Start of Block

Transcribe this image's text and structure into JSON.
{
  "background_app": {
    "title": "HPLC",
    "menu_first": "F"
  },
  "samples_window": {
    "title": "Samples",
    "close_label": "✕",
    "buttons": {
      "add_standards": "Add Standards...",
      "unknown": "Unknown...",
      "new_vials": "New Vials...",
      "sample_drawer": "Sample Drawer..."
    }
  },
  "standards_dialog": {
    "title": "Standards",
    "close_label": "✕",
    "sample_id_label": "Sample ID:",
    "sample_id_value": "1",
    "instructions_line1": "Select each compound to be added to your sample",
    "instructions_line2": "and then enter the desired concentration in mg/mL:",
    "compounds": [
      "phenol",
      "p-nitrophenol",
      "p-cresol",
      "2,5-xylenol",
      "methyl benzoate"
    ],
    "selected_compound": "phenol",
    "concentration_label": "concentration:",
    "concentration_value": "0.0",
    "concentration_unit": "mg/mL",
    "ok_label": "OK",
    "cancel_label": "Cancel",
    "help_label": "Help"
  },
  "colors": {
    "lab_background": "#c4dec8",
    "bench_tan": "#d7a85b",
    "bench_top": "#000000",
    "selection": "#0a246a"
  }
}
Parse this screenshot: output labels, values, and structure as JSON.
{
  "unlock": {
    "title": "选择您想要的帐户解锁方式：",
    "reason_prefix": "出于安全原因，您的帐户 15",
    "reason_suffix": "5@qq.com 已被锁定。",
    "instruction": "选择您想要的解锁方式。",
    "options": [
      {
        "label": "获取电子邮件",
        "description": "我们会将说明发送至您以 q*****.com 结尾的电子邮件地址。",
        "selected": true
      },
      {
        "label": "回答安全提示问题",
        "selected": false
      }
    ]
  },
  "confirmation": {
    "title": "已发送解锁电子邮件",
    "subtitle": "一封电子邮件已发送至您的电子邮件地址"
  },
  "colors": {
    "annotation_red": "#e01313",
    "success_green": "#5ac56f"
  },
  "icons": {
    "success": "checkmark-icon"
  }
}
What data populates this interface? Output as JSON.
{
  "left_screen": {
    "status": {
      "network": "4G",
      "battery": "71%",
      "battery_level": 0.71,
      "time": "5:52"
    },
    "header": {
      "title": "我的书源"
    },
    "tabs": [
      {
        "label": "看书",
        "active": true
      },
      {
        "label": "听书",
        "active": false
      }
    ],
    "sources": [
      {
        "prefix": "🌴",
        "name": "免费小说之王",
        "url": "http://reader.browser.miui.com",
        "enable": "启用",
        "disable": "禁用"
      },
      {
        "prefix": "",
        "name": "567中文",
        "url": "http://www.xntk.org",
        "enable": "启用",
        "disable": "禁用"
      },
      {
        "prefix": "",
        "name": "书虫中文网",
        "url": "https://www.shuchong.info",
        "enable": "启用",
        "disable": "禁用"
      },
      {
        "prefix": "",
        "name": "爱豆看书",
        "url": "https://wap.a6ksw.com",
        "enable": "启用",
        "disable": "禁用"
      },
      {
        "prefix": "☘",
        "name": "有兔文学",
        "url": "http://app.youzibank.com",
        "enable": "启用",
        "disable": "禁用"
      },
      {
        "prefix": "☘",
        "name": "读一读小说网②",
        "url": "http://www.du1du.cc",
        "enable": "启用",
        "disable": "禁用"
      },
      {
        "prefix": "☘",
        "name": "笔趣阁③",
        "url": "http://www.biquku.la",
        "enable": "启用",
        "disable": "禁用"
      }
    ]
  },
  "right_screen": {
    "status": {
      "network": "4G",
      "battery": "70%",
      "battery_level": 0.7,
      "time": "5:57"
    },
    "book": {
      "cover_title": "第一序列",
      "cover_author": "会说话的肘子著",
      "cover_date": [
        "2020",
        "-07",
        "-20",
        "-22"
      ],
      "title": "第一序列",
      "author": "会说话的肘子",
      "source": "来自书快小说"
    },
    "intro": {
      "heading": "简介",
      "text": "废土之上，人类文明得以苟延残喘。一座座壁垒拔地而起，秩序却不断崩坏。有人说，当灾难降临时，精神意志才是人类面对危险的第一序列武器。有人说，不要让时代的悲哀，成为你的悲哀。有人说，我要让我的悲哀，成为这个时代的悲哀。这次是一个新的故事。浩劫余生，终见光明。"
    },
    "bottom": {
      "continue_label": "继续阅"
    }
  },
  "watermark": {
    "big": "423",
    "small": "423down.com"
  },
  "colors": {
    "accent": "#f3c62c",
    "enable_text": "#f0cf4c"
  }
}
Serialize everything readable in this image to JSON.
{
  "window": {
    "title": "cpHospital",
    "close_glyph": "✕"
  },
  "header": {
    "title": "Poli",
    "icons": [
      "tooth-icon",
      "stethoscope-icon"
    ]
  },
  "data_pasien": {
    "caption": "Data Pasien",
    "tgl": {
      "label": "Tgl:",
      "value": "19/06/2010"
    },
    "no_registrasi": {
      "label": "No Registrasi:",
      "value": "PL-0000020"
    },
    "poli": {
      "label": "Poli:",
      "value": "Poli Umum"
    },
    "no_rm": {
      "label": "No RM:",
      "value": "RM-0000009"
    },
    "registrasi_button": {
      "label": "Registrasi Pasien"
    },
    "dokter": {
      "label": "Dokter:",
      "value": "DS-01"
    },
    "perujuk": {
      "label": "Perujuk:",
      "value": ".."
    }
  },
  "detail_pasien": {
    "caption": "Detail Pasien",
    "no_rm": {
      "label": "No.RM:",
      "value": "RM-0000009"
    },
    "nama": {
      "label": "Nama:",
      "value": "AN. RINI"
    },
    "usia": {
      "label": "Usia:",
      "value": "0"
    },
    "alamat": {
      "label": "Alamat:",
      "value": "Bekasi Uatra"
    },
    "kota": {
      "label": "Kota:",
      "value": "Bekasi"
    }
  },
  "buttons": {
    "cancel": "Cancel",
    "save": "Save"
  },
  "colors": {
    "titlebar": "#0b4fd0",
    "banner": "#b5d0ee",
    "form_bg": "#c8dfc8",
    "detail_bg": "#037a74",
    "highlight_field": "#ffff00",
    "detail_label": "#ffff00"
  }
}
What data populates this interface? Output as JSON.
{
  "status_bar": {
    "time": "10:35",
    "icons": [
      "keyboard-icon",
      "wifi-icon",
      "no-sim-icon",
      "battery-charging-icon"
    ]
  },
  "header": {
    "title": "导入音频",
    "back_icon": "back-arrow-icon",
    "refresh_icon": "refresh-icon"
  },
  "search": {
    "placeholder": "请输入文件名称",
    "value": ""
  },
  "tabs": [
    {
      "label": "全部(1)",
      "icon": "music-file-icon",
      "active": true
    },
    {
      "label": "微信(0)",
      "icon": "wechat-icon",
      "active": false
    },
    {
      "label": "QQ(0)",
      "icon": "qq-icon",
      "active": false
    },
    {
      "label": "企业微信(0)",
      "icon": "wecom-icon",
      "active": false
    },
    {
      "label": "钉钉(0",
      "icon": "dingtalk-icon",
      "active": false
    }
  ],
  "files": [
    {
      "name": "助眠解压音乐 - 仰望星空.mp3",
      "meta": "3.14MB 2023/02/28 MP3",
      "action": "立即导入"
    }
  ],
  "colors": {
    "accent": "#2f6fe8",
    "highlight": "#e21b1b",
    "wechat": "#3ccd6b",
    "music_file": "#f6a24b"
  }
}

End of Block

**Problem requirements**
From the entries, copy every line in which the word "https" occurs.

**Your solution**
        "url": "https://www.shuchong.info",
        "url": "https://wap.a6ksw.com",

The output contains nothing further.